Maharashtra: The end of Ola-Uber strike, and an uneasy truce

The strike had differing degrees of impact in different cities. In Pune and Mumbai, the taxis were back on the road after a day, though the truce between the drivers and the management seems temporary.

Written by Parthasarathi Biswas | Pune | Updated: March 25, 2018 4:31:32 pm
end of Ola-Uber strike In Pune and Mumbai, the taxis were back on the road after a day, though the truce between the drivers and the management seems temporary. (Express Photo by Ravi Kanojia/ Image used for representational purpose)

Last week, drivers working for taxi aggregators like Ola and Uber went on a strike in many cities of the country, including in Pune and Mumbai. The strike had differing degrees of impact in different cities. In Pune and Mumbai, the taxis were back on the road after a day, though the truce between the drivers and the management seems temporary.

Better Pay

Driving Ola and Uber cabs was considered lucrative, with some drivers reportedly earning around Rs one lakh every month in bigger cities. However, as more and more taxis come on the road, and riders called them for even short distances, the profits have apparently been dwindling. The striking drivers were complaining that incentives that were promised to them when they joined had been stopped, leading to 50 per cent reduction in their incomes in some cases.

Leaders of the transport wing of the Maharashtra Navnirman Sena, which had called the strike, claimed that while joining, drivers were promised payments worth Rs one lakh a month, but were currently making barely Rs 20,000 to Rs 30,000 per month. The drivers were demanding reinstatement of all incentives, and an improved share of earnings. They also demanded that those who had been blacklisted because of user ratings or other reasons be taken back, and the low-fare low-distance rides be discontinued.

The Extent

The number of these taxis has grown exponentially in Pune, as it has in most other cities of the country. In the year 2015-16, there were 6,217 new registrations for taxis in the city. The next year, the number more than doubled, reaching 12,617. Most of these were affiliated to one of the several aggregator companies. RTO officials say growth in the number of taxis has been due to the popularity of Ola and Uber services.

The total number of taxis is estimated to be in excess of 25,000. Of these, about 20,000 were estimated to have gone off the roads during the strike on Monday. In Mumbai, nearly 60,000 taxis went off the roads. The few taxis that were available in the city were charging two to three times more than the normal fare, causing immense hardship to commuters.
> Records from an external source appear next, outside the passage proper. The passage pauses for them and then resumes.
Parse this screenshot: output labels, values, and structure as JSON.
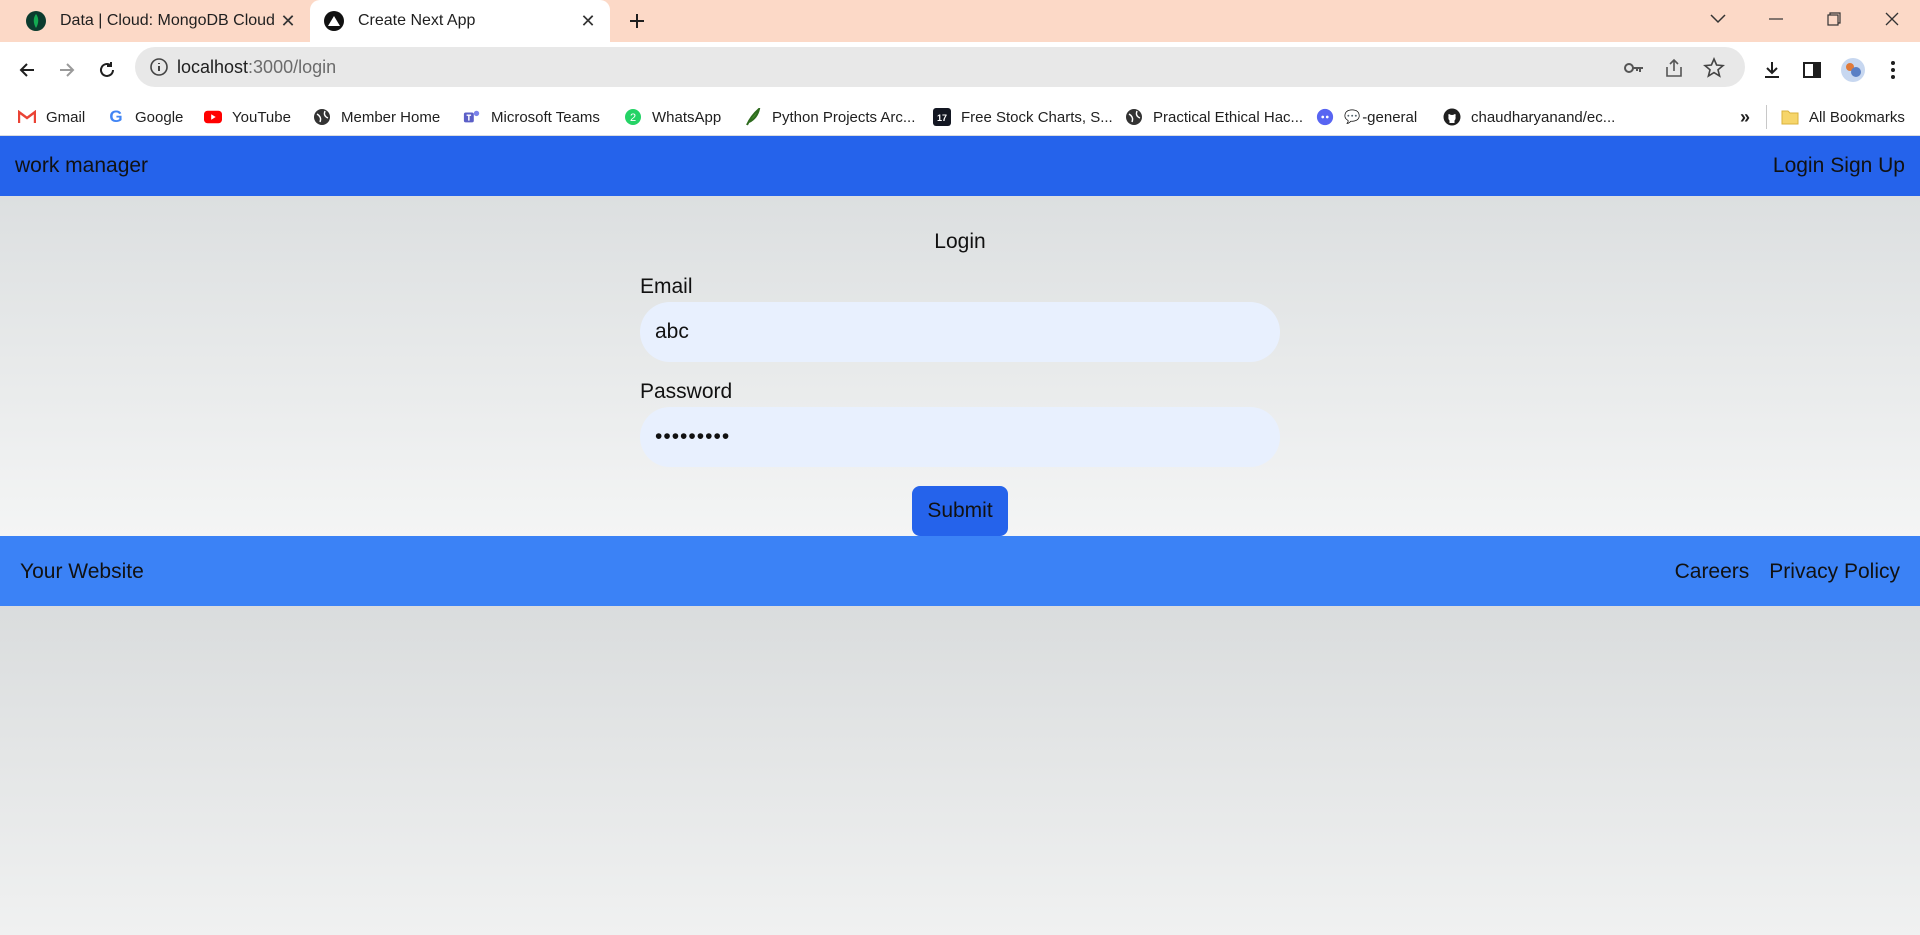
{
  "browser": {
    "tabs": [
      {
        "title": "Data | Cloud: MongoDB Cloud",
        "icon": "mongodb-leaf-icon"
      },
      {
        "title": "Create Next App",
        "icon": "nextjs-triangle-icon"
      }
    ],
    "url_host": "localhost",
    "url_path": ":3000/login",
    "bookmarks": [
      {
        "label": "Gmail",
        "icon": "gmail-icon"
      },
      {
        "label": "Google",
        "icon": "google-icon"
      },
      {
        "label": "YouTube",
        "icon": "youtube-icon"
      },
      {
        "label": "Member Home",
        "icon": "globe-icon"
      },
      {
        "label": "Microsoft Teams",
        "icon": "teams-icon"
      },
      {
        "label": "WhatsApp",
        "icon": "whatsapp-icon"
      },
      {
        "label": "Python Projects Arc...",
        "icon": "feather-icon"
      },
      {
        "label": "Free Stock Charts, S...",
        "icon": "tradingview-icon"
      },
      {
        "label": "Practical Ethical Hac...",
        "icon": "globe-icon"
      },
      {
        "label": "-general",
        "icon": "discord-icon"
      },
      {
        "label": "chaudharyanand/ec...",
        "icon": "github-icon"
      }
    ],
    "more_bookmarks": "»",
    "all_bookmarks": "All Bookmarks"
  },
  "app": {
    "brand": "work manager",
    "nav_login": "Login",
    "nav_signup": "Sign Up",
    "form": {
      "title": "Login",
      "email_label": "Email",
      "email_value": "abc",
      "password_label": "Password",
      "password_value": "•••••••••",
      "submit_label": "Submit"
    },
    "footer": {
      "site": "Your Website",
      "careers": "Careers",
      "privacy": "Privacy Policy"
    }
  },
  "colors": {
    "nav_bg": "#2563eb",
    "footer_bg": "#3b82f6",
    "input_bg": "#e8f0fe",
    "tabstrip_bg": "#fcd9c7"
  }
}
At the airport and railway stations, the hubs from where these taxis get the maximum number of passengers, there were long waiting times to get a taxi.

Pune has around 40,000 auto-rickshaws, which were carrying the bulk of passengers till a few years ago. The auto-rickshaw unions have always been opposed to the taxi aggregators and have even petitioned the government to ban their services, claiming they were illegal.

The Resolution

The strike was supposed to be for an indefinite period but was called off after just one day, following meetings between the drivers’ unions and the aggregator companies they work for. Representatives of Maharashtra Navnirman Sena, which has many of the drivers affiliated to it, also participated.

The strike was called off on the assurance of the companies that they would look into the demands of the drivers. In a statement, Uber said it had taken note of the concerns of the drivers and was looking into their feedback.

Ola management also issued a similar statement, saying it will consider the demands. The MNS, however, claimed that the companies had already accepted the demands of the drivers.

For all the latest Mumbai News, download Indian Express App

Advertisement
Advertisement
Advertisement
Advertisement